## Work required
Show all lines below holding the string "kind".

[[ Source records, beginning ]]

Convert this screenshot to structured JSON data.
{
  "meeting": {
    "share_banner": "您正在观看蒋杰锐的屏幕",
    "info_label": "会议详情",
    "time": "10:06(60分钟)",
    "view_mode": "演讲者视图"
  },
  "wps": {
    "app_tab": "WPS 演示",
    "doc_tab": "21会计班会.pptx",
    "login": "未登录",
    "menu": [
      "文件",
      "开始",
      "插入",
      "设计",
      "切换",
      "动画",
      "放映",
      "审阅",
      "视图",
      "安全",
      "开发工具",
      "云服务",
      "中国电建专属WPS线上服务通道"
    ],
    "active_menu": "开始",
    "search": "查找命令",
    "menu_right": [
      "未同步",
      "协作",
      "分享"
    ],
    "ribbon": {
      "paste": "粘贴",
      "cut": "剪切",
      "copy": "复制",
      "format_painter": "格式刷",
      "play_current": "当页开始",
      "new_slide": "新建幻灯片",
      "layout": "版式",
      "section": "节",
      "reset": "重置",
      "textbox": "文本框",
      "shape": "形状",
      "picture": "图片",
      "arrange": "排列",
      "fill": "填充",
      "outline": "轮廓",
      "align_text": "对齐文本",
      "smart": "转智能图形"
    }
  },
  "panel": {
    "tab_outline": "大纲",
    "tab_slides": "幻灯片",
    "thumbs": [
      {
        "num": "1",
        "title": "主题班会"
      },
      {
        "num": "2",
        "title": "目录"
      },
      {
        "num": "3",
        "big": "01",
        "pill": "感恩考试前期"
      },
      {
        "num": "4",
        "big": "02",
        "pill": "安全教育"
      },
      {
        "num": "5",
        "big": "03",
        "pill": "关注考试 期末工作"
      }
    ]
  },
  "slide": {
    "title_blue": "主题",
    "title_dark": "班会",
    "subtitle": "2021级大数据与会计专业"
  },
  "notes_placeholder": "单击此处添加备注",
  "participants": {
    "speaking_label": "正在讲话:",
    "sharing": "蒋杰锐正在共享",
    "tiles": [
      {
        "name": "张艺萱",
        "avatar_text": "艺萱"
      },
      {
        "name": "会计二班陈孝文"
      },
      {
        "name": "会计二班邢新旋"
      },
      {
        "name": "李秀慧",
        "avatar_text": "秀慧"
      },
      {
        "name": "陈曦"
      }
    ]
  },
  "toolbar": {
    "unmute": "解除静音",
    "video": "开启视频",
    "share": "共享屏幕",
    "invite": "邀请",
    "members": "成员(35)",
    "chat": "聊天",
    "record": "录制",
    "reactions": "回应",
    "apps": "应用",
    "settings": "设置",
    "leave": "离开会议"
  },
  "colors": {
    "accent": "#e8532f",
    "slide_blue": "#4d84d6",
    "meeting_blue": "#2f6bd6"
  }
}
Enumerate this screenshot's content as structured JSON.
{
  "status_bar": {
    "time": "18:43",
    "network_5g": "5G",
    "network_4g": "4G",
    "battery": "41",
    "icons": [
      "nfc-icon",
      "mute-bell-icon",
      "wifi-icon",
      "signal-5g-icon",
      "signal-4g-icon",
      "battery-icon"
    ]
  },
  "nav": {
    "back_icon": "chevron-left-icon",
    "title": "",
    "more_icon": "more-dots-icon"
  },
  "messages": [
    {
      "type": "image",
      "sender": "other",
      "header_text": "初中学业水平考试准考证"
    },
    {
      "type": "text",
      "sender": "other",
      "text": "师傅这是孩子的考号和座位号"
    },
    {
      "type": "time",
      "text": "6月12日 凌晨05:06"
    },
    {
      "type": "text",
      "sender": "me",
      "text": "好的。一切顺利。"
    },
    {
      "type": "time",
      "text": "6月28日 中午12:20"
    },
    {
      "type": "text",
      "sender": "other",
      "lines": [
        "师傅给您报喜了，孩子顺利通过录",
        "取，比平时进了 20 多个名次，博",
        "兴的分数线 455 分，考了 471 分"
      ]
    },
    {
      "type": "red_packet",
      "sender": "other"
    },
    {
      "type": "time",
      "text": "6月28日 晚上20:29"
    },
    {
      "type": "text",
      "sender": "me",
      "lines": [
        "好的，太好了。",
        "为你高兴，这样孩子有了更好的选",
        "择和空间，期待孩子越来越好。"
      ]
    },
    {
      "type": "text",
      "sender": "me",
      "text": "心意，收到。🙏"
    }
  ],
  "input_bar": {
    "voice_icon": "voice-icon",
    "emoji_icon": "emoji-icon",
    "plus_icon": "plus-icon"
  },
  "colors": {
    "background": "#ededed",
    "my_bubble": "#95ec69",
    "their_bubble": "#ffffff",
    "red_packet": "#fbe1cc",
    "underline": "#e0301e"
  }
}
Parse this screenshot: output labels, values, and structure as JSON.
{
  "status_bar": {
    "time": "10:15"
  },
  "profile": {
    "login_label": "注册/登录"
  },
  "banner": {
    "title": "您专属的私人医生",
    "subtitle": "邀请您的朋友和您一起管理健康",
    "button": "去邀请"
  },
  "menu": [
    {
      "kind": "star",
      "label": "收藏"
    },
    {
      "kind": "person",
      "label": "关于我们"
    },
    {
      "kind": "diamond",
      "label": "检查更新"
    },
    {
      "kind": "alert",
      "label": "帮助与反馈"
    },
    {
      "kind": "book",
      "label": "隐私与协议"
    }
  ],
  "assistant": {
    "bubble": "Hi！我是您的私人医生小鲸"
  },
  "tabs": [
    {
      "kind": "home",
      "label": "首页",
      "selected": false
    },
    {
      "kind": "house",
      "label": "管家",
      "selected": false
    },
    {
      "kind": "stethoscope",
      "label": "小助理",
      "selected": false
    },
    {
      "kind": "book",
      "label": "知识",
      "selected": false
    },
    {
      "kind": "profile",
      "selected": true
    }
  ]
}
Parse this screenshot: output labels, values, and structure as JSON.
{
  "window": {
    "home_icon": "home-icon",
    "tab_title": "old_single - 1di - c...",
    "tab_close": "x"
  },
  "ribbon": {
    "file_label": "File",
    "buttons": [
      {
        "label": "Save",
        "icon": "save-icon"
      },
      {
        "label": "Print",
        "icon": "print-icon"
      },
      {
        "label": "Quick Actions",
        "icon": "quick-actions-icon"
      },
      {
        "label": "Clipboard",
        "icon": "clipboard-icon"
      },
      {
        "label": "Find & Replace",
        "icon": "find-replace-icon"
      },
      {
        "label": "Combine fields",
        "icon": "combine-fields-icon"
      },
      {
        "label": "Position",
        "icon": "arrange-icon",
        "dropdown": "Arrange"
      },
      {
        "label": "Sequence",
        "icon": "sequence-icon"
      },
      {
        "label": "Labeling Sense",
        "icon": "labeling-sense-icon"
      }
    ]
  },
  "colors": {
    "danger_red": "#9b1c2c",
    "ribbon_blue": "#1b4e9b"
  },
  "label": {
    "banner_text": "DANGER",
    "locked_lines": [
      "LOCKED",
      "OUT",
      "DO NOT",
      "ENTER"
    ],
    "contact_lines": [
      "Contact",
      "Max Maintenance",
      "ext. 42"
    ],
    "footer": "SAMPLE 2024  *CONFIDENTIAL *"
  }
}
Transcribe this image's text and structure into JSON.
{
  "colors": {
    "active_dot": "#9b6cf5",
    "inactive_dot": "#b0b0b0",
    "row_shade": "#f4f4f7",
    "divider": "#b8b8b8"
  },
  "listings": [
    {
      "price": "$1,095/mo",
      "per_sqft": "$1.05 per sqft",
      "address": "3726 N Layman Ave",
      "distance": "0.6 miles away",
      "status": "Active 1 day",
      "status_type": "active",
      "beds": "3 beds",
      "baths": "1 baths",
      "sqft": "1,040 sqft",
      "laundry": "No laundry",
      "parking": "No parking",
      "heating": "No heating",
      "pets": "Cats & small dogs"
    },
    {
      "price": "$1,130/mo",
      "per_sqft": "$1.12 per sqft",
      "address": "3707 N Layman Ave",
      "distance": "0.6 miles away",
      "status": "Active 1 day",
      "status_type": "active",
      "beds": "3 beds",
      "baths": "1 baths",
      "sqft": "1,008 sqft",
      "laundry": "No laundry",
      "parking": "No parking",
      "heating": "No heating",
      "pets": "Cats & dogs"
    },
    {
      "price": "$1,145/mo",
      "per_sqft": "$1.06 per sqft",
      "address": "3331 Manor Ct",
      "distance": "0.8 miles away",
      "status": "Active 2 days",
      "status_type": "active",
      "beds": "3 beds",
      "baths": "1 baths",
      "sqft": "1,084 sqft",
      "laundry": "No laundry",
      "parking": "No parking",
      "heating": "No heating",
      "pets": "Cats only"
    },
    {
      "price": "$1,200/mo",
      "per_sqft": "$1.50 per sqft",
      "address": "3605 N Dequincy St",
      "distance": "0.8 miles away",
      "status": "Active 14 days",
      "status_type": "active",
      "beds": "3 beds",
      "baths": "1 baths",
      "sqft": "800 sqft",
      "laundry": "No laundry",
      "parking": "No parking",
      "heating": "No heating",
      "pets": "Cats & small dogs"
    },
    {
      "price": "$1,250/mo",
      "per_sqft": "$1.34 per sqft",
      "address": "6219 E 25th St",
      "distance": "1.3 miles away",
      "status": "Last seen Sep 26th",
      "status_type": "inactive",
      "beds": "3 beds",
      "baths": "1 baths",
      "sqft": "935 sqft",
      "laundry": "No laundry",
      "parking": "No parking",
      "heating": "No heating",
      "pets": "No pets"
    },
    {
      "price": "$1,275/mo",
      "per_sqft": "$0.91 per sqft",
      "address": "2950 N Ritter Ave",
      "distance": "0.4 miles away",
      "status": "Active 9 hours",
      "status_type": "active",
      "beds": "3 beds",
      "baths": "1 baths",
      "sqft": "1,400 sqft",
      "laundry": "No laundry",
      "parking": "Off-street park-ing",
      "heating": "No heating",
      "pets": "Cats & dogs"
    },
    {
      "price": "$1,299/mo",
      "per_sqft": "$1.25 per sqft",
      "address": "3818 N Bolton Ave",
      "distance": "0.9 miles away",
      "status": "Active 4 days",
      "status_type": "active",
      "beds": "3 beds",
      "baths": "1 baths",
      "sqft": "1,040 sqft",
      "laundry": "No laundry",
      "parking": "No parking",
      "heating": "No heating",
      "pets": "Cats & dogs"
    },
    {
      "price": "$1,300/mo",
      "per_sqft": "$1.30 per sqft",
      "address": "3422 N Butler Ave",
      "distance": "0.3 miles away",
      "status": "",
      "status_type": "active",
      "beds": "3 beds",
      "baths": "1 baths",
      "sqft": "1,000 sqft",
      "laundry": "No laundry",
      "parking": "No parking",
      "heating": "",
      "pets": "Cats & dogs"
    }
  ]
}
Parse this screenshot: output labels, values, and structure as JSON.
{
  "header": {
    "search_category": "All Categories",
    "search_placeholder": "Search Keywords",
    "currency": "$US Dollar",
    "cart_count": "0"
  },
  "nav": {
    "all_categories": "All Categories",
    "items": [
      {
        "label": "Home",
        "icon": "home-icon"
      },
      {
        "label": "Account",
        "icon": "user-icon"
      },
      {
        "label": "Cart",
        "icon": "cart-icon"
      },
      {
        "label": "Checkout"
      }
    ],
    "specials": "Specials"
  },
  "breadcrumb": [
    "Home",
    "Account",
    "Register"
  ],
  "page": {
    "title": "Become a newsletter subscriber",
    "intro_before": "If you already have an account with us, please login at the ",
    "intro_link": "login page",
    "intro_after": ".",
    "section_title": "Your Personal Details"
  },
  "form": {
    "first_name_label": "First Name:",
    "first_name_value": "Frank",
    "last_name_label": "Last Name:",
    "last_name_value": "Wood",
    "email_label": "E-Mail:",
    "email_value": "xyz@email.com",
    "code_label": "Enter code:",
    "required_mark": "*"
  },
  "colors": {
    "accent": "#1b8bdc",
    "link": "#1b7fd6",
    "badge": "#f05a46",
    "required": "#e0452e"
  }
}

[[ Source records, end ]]

## Answer section
      "kind": "star",
      "kind": "person",
      "kind": "diamond",
      "kind": "alert",
      "kind": "book",
      "kind": "home",
      "kind": "house",
      "kind": "stethoscope",
      "kind": "book",
      "kind": "profile",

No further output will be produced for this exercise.